Gongadze's decapitated body was found in the woods outside Kiev in November 2000.Kuchma has long been suspected of having given instructions for the murder, and he is now expected to be questioned in the context of investigation into the slaying.Femen activist Olga bares her breasts for the lenses of the dozens of photographers who have gathered to see Kuchma.She holds up a poster: "Walk away, Lyonya, I will shield you,'" alluding to the fears that the Yanukovich-controlled courts only opened the case for PR purposes."It's a farce: the statute of limitations has expired," Hutsol, sitting in Cupidon says."In truth, they just want to close the file." 'We Want a Real Women's Revolution' Since Yanukovich took over the helm, the Ukrainian security forces have become increasingly interested in Femen.
The Ukrainian courts have opened a case against the former president for his alleged involvement in the death of journalist Heorhiy Gongadze.
Anna Hutsol, a petite figure with red-dyed hair, is the head of the movement.
The 26-year-old economist sits in front of her laptop, directing her topless fighters with the help of two mobile phones.
For two years, the organization has been fighting against sex tourism and prostitution in Ukraine, a country that even Google automatically associates with "dating agencies" and "women." The advertisements to the right of a Google search for "Ukraine" are for "Single Ukrainian Ladies," "Women From Ukraine," or "Partner Search Ukraine." Although the group has only a few dozen activists like Inna and around 300 supporters, the topless protests have established a global reputation for Femen.

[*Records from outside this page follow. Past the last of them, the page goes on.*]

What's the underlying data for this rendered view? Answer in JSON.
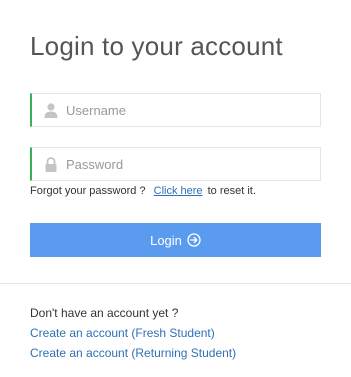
{
  "title": "Login to your account",
  "username": {
    "placeholder": "Username",
    "value": "",
    "icon": "user-icon"
  },
  "password": {
    "placeholder": "Password",
    "value": "",
    "icon": "lock-icon"
  },
  "forgot": {
    "prefix": "Forgot your password ?",
    "link": "Click here",
    "suffix": "to reset it."
  },
  "login_button": {
    "label": "Login",
    "icon": "circle-arrow-right-icon"
  },
  "signup": {
    "prompt": "Don't have an account yet ?",
    "fresh": "Create an account (Fresh Student)",
    "returning": "Create an account (Returning Student)"
  },
  "colors": {
    "accent_border": "#3cae5a",
    "button": "#5b9bef",
    "link": "#2f6fb6"
  }
}
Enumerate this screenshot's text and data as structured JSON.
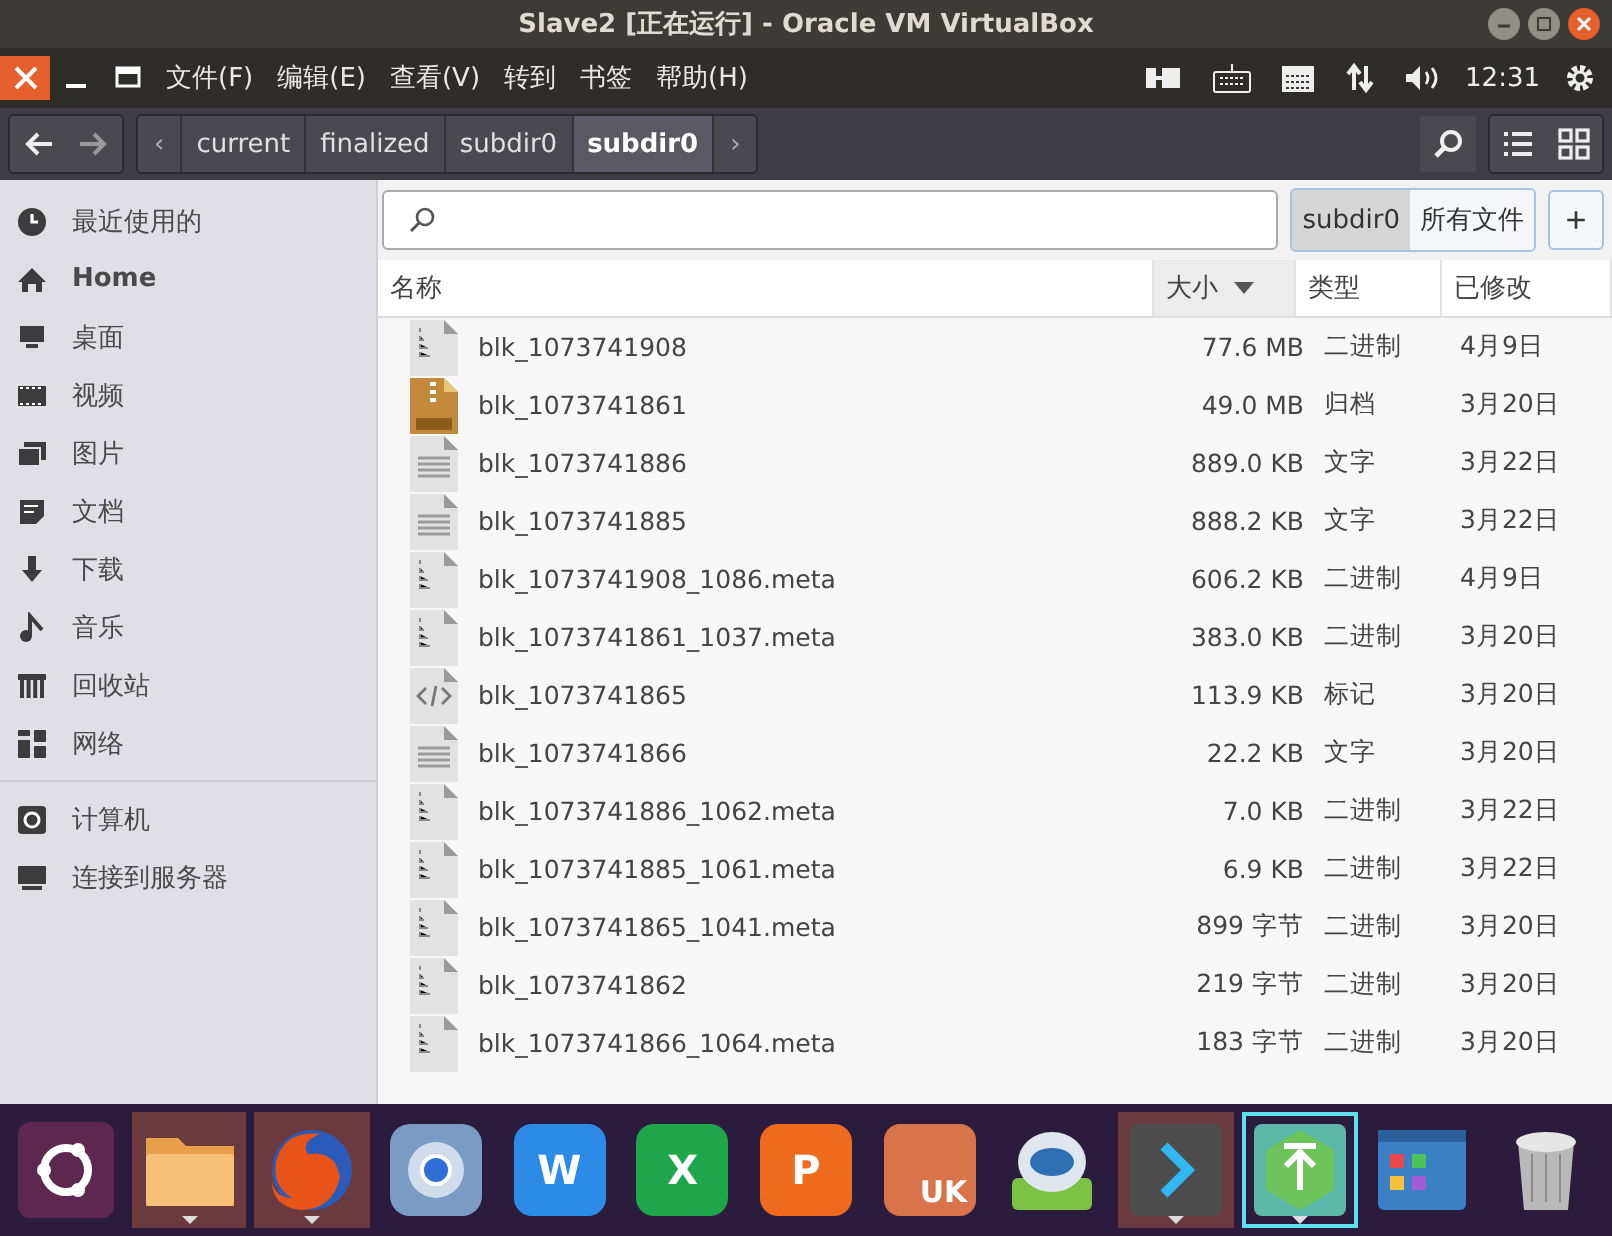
{
  "window": {
    "title": "Slave2 [正在运行] - Oracle VM VirtualBox"
  },
  "menu_bar": {
    "items": [
      "文件(F)",
      "编辑(E)",
      "查看(V)",
      "转到",
      "书签",
      "帮助(H)"
    ],
    "clock": "12:31"
  },
  "path_bar": {
    "scroll_left": "‹",
    "scroll_right": "›",
    "segments": [
      {
        "label": "current",
        "selected": false
      },
      {
        "label": "finalized",
        "selected": false
      },
      {
        "label": "subdir0",
        "selected": false
      },
      {
        "label": "subdir0",
        "selected": true
      }
    ]
  },
  "sidebar": {
    "groups": [
      [
        {
          "label": "最近使用的",
          "kind": "recent"
        },
        {
          "label": "Home",
          "kind": "home"
        },
        {
          "label": "桌面",
          "kind": "desktop"
        },
        {
          "label": "视频",
          "kind": "video"
        },
        {
          "label": "图片",
          "kind": "pictures"
        },
        {
          "label": "文档",
          "kind": "documents"
        },
        {
          "label": "下载",
          "kind": "downloads"
        },
        {
          "label": "音乐",
          "kind": "music"
        },
        {
          "label": "回收站",
          "kind": "trash"
        },
        {
          "label": "网络",
          "kind": "network"
        }
      ],
      [
        {
          "label": "计算机",
          "kind": "computer"
        },
        {
          "label": "连接到服务器",
          "kind": "server"
        }
      ]
    ]
  },
  "search_bar": {
    "scopes": [
      {
        "label": "subdir0",
        "selected": true
      },
      {
        "label": "所有文件",
        "selected": false
      }
    ],
    "add": "+"
  },
  "table": {
    "columns": [
      {
        "label": "名称",
        "sorted": false
      },
      {
        "label": "大小",
        "sorted": true
      },
      {
        "label": "类型",
        "sorted": false
      },
      {
        "label": "已修改",
        "sorted": false
      }
    ],
    "rows": [
      {
        "kind": "binary",
        "name": "blk_1073741908",
        "size": "77.6 MB",
        "type": "二进制",
        "modified": "4月9日"
      },
      {
        "kind": "zip",
        "name": "blk_1073741861",
        "size": "49.0 MB",
        "type": "归档",
        "modified": "3月20日"
      },
      {
        "kind": "text",
        "name": "blk_1073741886",
        "size": "889.0 KB",
        "type": "文字",
        "modified": "3月22日"
      },
      {
        "kind": "text",
        "name": "blk_1073741885",
        "size": "888.2 KB",
        "type": "文字",
        "modified": "3月22日"
      },
      {
        "kind": "binary",
        "name": "blk_1073741908_1086.meta",
        "size": "606.2 KB",
        "type": "二进制",
        "modified": "4月9日"
      },
      {
        "kind": "binary",
        "name": "blk_1073741861_1037.meta",
        "size": "383.0 KB",
        "type": "二进制",
        "modified": "3月20日"
      },
      {
        "kind": "markup",
        "name": "blk_1073741865",
        "size": "113.9 KB",
        "type": "标记",
        "modified": "3月20日"
      },
      {
        "kind": "text",
        "name": "blk_1073741866",
        "size": "22.2 KB",
        "type": "文字",
        "modified": "3月20日"
      },
      {
        "kind": "binary",
        "name": "blk_1073741886_1062.meta",
        "size": "7.0 KB",
        "type": "二进制",
        "modified": "3月22日"
      },
      {
        "kind": "binary",
        "name": "blk_1073741885_1061.meta",
        "size": "6.9 KB",
        "type": "二进制",
        "modified": "3月22日"
      },
      {
        "kind": "binary",
        "name": "blk_1073741865_1041.meta",
        "size": "899 字节",
        "type": "二进制",
        "modified": "3月20日"
      },
      {
        "kind": "binary",
        "name": "blk_1073741862",
        "size": "219 字节",
        "type": "二进制",
        "modified": "3月20日"
      },
      {
        "kind": "binary",
        "name": "blk_1073741866_1064.meta",
        "size": "183 字节",
        "type": "二进制",
        "modified": "3月20日"
      }
    ]
  },
  "dock": {
    "items": [
      {
        "kind": "ubuntu",
        "running": false,
        "highlighted": false,
        "selected": false
      },
      {
        "kind": "folder",
        "running": true,
        "highlighted": true,
        "selected": false
      },
      {
        "kind": "firefox",
        "running": true,
        "highlighted": true,
        "selected": false
      },
      {
        "kind": "browser",
        "running": false,
        "highlighted": false,
        "selected": false
      },
      {
        "kind": "office",
        "label": "W",
        "color": "#2b8be6",
        "running": false,
        "highlighted": false,
        "selected": false
      },
      {
        "kind": "office",
        "label": "X",
        "color": "#1fa64a",
        "running": false,
        "highlighted": false,
        "selected": false
      },
      {
        "kind": "office",
        "label": "P",
        "color": "#f06a1d",
        "running": false,
        "highlighted": false,
        "selected": false
      },
      {
        "kind": "bag",
        "label": "UK",
        "running": false,
        "highlighted": false,
        "selected": false
      },
      {
        "kind": "robot",
        "running": false,
        "highlighted": false,
        "selected": false
      },
      {
        "kind": "arrow",
        "running": true,
        "highlighted": true,
        "selected": false
      },
      {
        "kind": "upload",
        "running": true,
        "highlighted": false,
        "selected": true
      },
      {
        "kind": "apps",
        "running": false,
        "highlighted": false,
        "selected": false
      },
      {
        "kind": "trash",
        "running": false,
        "highlighted": false,
        "selected": false
      }
    ]
  }
}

One year ago, half-naked activists warning against the "Rape of Democracy" stormed the polling station where presidential candidate Viktor Yanukovich was casting his vote.